In 1863, the US Civil War was raging. Abraham Lincoln's Emancipation Proclamation had freed over 3.5 million African-American slaves, and now the Union Army began to recruit a second all-black regiment of soldiers to join the fight. As the struggle against the Confederate South raged on, the newly-formed 54th Massachusetts battalion prepared to attack the seemingly impregnable fortress of Fort Wagner.
The odds were heavily against them; the fort had never been taken. America was watching them - and when the bugle sounded they marched towards the guns, flag held high..
Reviewed by Ellie Labbett
Bandit’s Daughter is a vivid adventure that follows the legendary warrior, Mu Guiying, on a dramatic journey defending her country. In Ancient China there is trouble afoot. General Yang fights the constant threat of invasion, all the while civil unrest is stirred by a disloyal bandit. But when the General’s son sets out to search for the traitor, he is halted by the unlikeliest of sources. The Bandit’s daughter, Mu Guiying, challenges him to a duel, and the events that take place leave the two families inextricably linked. With their fathers once sworn as enemies, the younger generation unite in a bid to defend their country. Could Mu Guiying’s cunning, steel and ability to imagine beyond common battle tactics make her the person to bring peace to China?

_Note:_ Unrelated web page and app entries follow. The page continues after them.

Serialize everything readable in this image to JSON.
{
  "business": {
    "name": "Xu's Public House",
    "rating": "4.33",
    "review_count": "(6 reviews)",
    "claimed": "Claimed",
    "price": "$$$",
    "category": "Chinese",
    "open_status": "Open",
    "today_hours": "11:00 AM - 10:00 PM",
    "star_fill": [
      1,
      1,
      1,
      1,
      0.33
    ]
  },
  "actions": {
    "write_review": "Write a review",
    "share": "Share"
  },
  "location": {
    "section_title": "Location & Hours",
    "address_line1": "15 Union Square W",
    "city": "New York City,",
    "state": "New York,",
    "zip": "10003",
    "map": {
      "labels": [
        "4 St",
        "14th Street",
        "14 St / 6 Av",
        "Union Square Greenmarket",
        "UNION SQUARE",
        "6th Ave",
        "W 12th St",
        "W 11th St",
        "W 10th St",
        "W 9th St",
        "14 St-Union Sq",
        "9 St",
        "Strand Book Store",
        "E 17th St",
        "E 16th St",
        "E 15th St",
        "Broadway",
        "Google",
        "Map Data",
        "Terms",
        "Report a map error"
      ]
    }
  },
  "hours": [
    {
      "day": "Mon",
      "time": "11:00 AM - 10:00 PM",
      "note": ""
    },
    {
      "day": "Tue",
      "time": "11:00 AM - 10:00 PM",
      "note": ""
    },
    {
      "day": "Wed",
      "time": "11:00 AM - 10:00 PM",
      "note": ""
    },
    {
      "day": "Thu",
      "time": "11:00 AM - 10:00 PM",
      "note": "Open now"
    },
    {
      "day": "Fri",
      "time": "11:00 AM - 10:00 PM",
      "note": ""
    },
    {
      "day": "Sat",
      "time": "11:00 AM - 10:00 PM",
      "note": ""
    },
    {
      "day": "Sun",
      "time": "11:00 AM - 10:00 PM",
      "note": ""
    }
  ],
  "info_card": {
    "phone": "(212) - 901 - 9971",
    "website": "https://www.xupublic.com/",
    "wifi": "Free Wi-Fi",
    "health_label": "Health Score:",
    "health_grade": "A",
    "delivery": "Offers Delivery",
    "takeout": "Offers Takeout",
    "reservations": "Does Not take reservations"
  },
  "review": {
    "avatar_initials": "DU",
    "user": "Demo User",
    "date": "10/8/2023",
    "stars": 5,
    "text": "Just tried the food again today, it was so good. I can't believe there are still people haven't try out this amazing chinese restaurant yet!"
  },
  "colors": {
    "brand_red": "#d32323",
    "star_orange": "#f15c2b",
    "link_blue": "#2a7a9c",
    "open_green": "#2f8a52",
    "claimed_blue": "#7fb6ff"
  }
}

In Bandit’s Daughter, Mason grapples with the complexities of loyalty and betrayal through his protagonist’s decisions regarding her family, country and herself. As a determined warrior and fierce leader, she defies many conventions expected of a woman at this point in history, and yet it is precisely in ignoring these conventions that she is able to defend her country. It is interesting to see how the protagonist balances loyalty to her family roots and love for her father, with the decision to see beyond his beliefs about the Yang dynasty. Mu Guiying’s story could be one to springboard independent investigations into extraordinary women throughout history, and would partnership perfectly with the Fantastically Great Women series by Kate Pankhurst.
Based on a Chinese legend and a part of the True Adventures series, Bandit’s Daughter would be an excellent bridge for Year Six pupils that ordinarily read nonfiction books to venture into fiction. Mason includes a detailed timeline of Ancient China, the time period that this story is set, which offers a fascinating insight into Mu Guiying’s historical roots. A guide to the correct pronunciation of many of the names and places featured in the story is also a welcome addition to the text and will be helpful for authentically reading aloud in the classroom. This story is short in length, taking place across just under 150 pages. With the addition of Pinelli’s illustrations, which bring many of the epic fight scenes to life, Bandit’s Daughter would be a great choice for pupils that are building their reading stamina and confidence. Other titles in this series include Catherine Johnson’s Queen of Freedom: Defending Jamaica, which was shortlisted for for the Jhalak Prize 2021.